“The game of softball is a challenge of mentality,” Reed said. “You can physically be the best player on the field, but if you don’t have a strong mental game to back it up, you can’t succeed.”
Reed’s dedication to softball began from those first days of youth competition and later into her high school and travel softball seasons. She was a four-year varsity letterwinner and three-time state champion for Meigs County High School where she set the school record for most hits in a single season. She also played travel ball for the Tennessee Fury. At the 2016 and 2017 TSSAA State Championship she set the TSSAA State Tournament record for most runs scored (12). Her efforts caught the eyes of the Tennessee Sports Writers Association, who named her to the All-State, All-District, All-Region and All-Academic teams.
Right by her side through high school and travel ball was her younger sister, Arika Reed. Arika then followed her sister to The University of Toledo, joining the Rockets in 2021.
“The opportunity to play with my sister has been the driving force behind my success,” Reed said. “We are the perfect combination to competitively enhance one another to be the best forms of ourselves that we can be. She is the best supporter, and I couldn’t imagine being at this level without her by my side.”
Aubrey has been a good role model for Arika, both on the field and in the classroom. She was named to the 2021 Academic All-MAC Team, an honor that is granted to student-athletes for their ability to balance athletics and academics. A 53-game schedule along with practice, training and travel is a lot for any student-athlete on top of a full class load. Reed developed self-control and sought help from Dr. Julie Murphy, associate professor in the College of Pharmacy and Pharmaceutical Sciences, to help organize her workload and adjust to her missing classes and exams during the softball season.
“I honestly can’t remember the last semester I took under 18 credit hours, but I have to thank my pharmacy professors for being so understanding,” Reed said.
This year, particularly, Reed built a special relationship with Murphy. As the only student-athlete in her class, Reed knew she would need to reach out to her professor to discuss her unique challenges.
“Aubrey met with me the first week of classes to review her practice and game schedule,” Murphy said. “After looking at it, I’ll be honest, I was wondering if she would be able to be successful in this 8-credit-hour course and her other courses on top of being a student-athlete. Aubrey convinced me it can be done. She never complains about these competing commitments. She just gets the job done. In three words, Aubrey is dedicated, determined and disciplined.”
Reed will also have one more year in the Midnight Blue and Gold next season to exhaust her athletic eligibility and get one more years’ worth of memories.

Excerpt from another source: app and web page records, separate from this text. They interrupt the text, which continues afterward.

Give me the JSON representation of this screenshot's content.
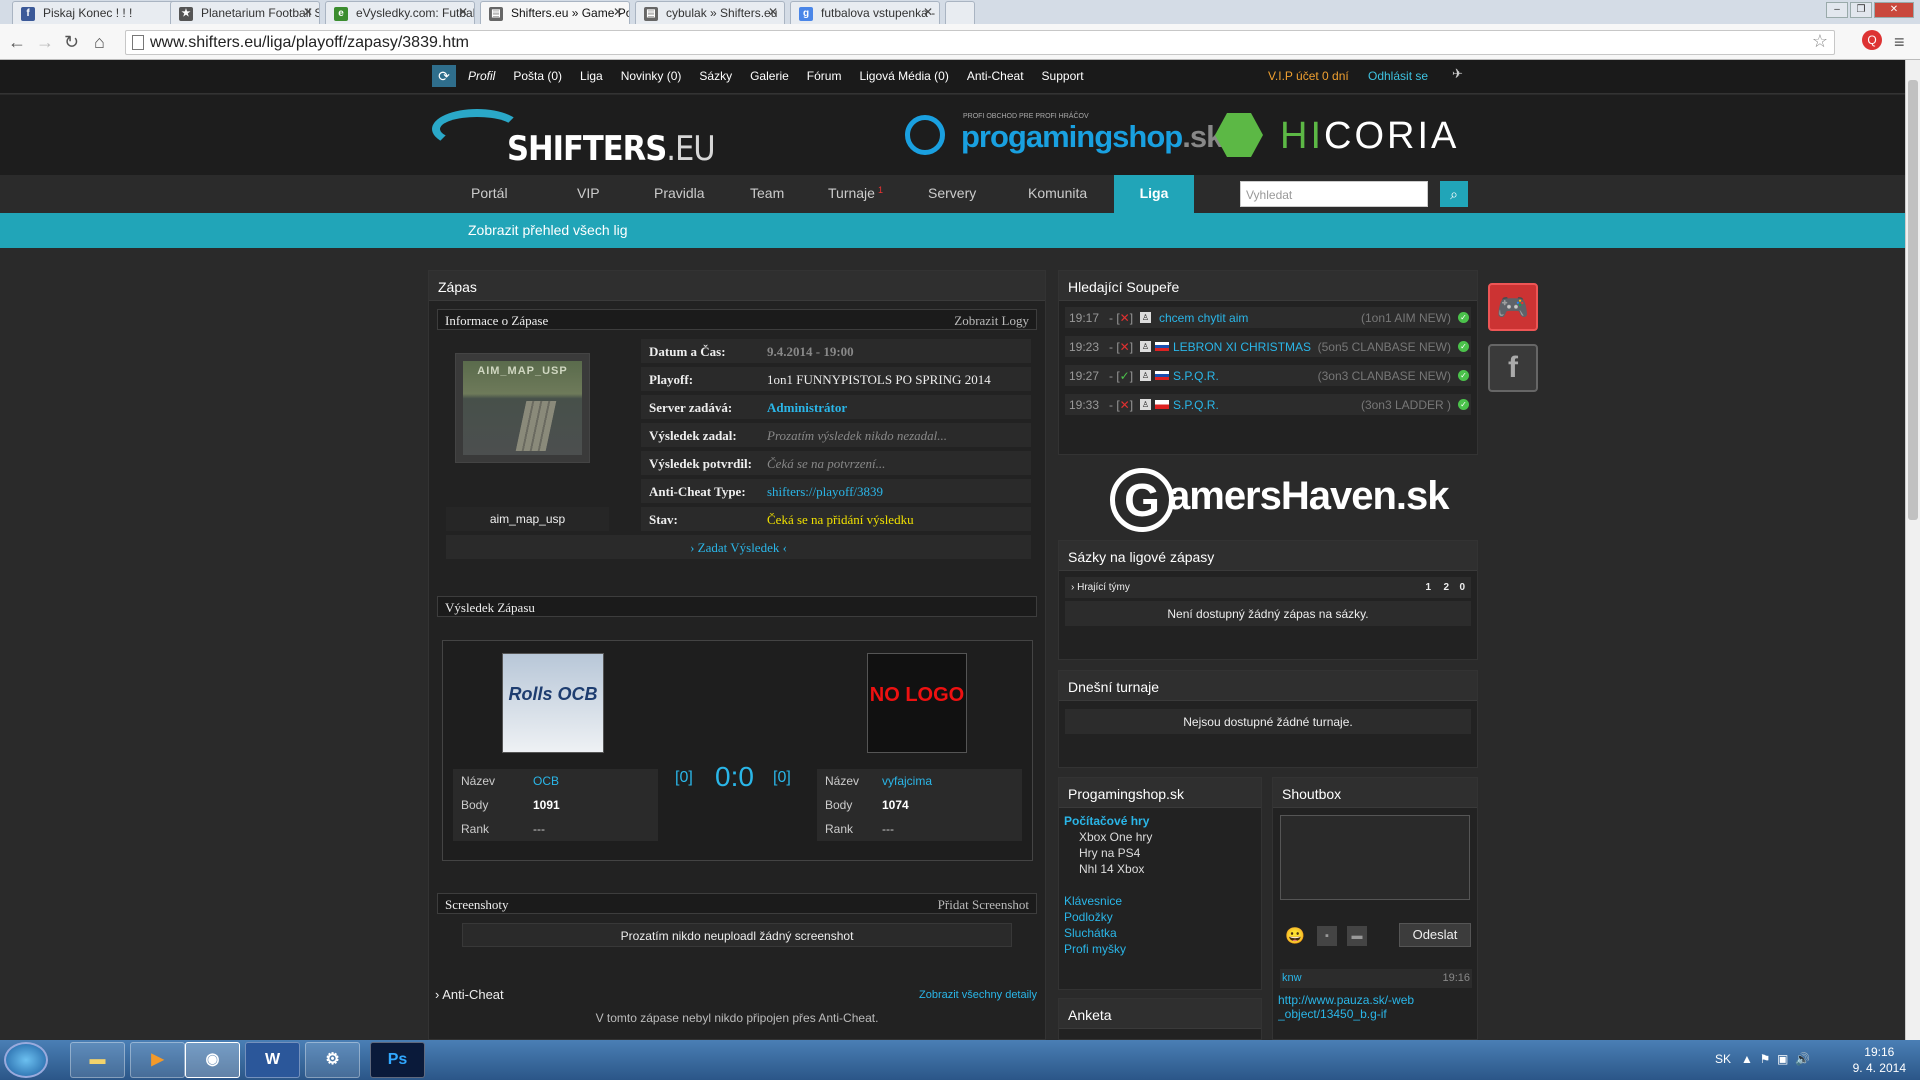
{
  "browser": {
    "tabs": [
      {
        "title": "Piskaj Konec ! ! !",
        "icon": "facebook-icon",
        "color": "#3b5998",
        "glyph": "f"
      },
      {
        "title": "Planetarium Football Star",
        "icon": "football-icon",
        "color": "#555555",
        "glyph": "★"
      },
      {
        "title": "eVysledky.com: Futbal - lä",
        "icon": "evysledky-icon",
        "color": "#3c8d2f",
        "glyph": "e"
      },
      {
        "title": "Shifters.eu » Game Portál",
        "icon": "page-icon",
        "color": "#666666",
        "glyph": "▤"
      },
      {
        "title": "cybulak » Shifters.eu",
        "icon": "page-icon",
        "color": "#666666",
        "glyph": "▤"
      },
      {
        "title": "futbalova vstupenka - Hľa",
        "icon": "google-icon",
        "color": "#4a86e8",
        "glyph": "g"
      }
    ],
    "url": "www.shifters.eu/liga/playoff/zapasy/3839.htm"
  },
  "sitetop": {
    "menu": [
      "Profil",
      "Pošta (0)",
      "Liga",
      "Novinky (0)",
      "Sázky",
      "Galerie",
      "Fórum",
      "Ligová Média (0)",
      "Anti-Cheat",
      "Support"
    ],
    "vip": "V.I.P účet 0 dní",
    "logout": "Odhlásit se"
  },
  "header": {
    "logo_text": "SHIFTERS",
    "logo_suffix": ".EU",
    "pgs_small": "PROFI OBCHOD PRE PROFI HRÁČOV",
    "pgs_name": "progamingshop",
    "pgs_tld": ".sk",
    "hic_a": "HI",
    "hic_b": "CORIA"
  },
  "nav": {
    "items": [
      "Portál",
      "VIP",
      "Pravidla",
      "Team",
      "Turnaje",
      "Servery",
      "Komunita",
      "Liga"
    ],
    "turnaje_badge": "1",
    "search_placeholder": "Vyhledat"
  },
  "subnav": {
    "link": "Zobrazit přehled všech lig"
  },
  "match": {
    "title": "Zápas",
    "info_head": "Informace o Zápase",
    "info_link": "Zobrazit Logy",
    "map_name": "aim_map_usp",
    "map_caption": "AIM_MAP_USP",
    "rows": [
      {
        "label": "Datum a Čas:",
        "value": "9.4.2014 - 19:00",
        "style": "gray-bold"
      },
      {
        "label": "Playoff:",
        "value": "1on1 FUNNYPISTOLS PO SPRING 2014",
        "style": "white"
      },
      {
        "label": "Server zadává:",
        "value": "Administrátor",
        "style": "cyan-bold"
      },
      {
        "label": "Výsledek zadal:",
        "value": "Prozatím výsledek nikdo nezadal...",
        "style": "gray-ital"
      },
      {
        "label": "Výsledek potvrdil:",
        "value": "Čeká se na potvrzení...",
        "style": "gray-ital"
      },
      {
        "label": "Anti-Cheat Type:",
        "value": "shifters://playoff/3839",
        "style": "cyan"
      },
      {
        "label": "Stav:",
        "value": "Čeká se na přidání výsledku",
        "style": "yellow"
      }
    ],
    "enter_result": "› Zadat Výsledek ‹",
    "result_head": "Výsledek Zápasu",
    "team1": {
      "logo_text": "Rolls OCB",
      "name_label": "Název",
      "name": "OCB",
      "points_label": "Body",
      "points": "1091",
      "rank_label": "Rank",
      "rank": "---"
    },
    "team2": {
      "logo_text": "NO LOGO",
      "name_label": "Název",
      "name": "vyfajcima",
      "points_label": "Body",
      "points": "1074",
      "rank_label": "Rank",
      "rank": "---"
    },
    "score": "0:0",
    "score_left": "[0]",
    "score_right": "[0]",
    "screens_head": "Screenshoty",
    "screens_link": "Přidat Screenshot",
    "screens_empty": "Prozatím nikdo neuploadl žádný screenshot",
    "ac_head": "› Anti-Cheat",
    "ac_link": "Zobrazit všechny detaily",
    "ac_text": "V tomto zápase nebyl nikdo připojen přes Anti-Cheat."
  },
  "opponents": {
    "title": "Hledající Soupeře",
    "rows": [
      {
        "time": "19:17",
        "mark": "✕",
        "mark_color": "#e03030",
        "name": "chcem chytit aim",
        "type": "(1on1 AIM NEW)"
      },
      {
        "time": "19:23",
        "mark": "✕",
        "mark_color": "#e03030",
        "name": "LEBRON XI CHRISTMAS",
        "type": "(5on5 CLANBASE NEW)"
      },
      {
        "time": "19:27",
        "mark": "✓",
        "mark_color": "#4bc24b",
        "name": "S.P.Q.R.",
        "type": "(3on3 CLANBASE NEW)"
      },
      {
        "time": "19:33",
        "mark": "✕",
        "mark_color": "#e03030",
        "name": "S.P.Q.R.",
        "type": "(3on3 LADDER )"
      }
    ]
  },
  "gamershaven": {
    "text": "amersHaven.sk",
    "g": "G"
  },
  "bets": {
    "title": "Sázky na ligové zápasy",
    "col": "› Hrající týmy",
    "c1": "1",
    "c2": "2",
    "c0": "0",
    "empty": "Není dostupný žádný zápas na sázky."
  },
  "tournaments": {
    "title": "Dnešní turnaje",
    "empty": "Nejsou dostupné žádné turnaje."
  },
  "pgshop": {
    "title": "Progamingshop.sk",
    "cat": "Počítačové hry",
    "sub": [
      "Xbox One hry",
      "Hry na PS4",
      "Nhl 14 Xbox"
    ],
    "links": [
      "Klávesnice",
      "Podložky",
      "Sluchátka",
      "Profi myšky"
    ]
  },
  "shoutbox": {
    "title": "Shoutbox",
    "send": "Odeslat",
    "user": "knw",
    "time": "19:16",
    "msg": "http://www.pauza.sk/-web_object/13450_b.g-if"
  },
  "poll": {
    "title": "Anketa"
  },
  "taskbar": {
    "lang": "SK",
    "time": "19:16",
    "date": "9. 4. 2014"
  }
}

“The best takeaway from playing with this team is realizing no matter the situation that occurs, you have the choice to build your own support system and at the end of the day that will dictate the level of success that you can achieve,” Reed said. “Positive people attract prosperity and expose the path towards success. When the day comes that I have to hang my cleats up for good, I will miss the relationships that I have built over the past 17 years and the successes that I owe to softball that will fade with time.”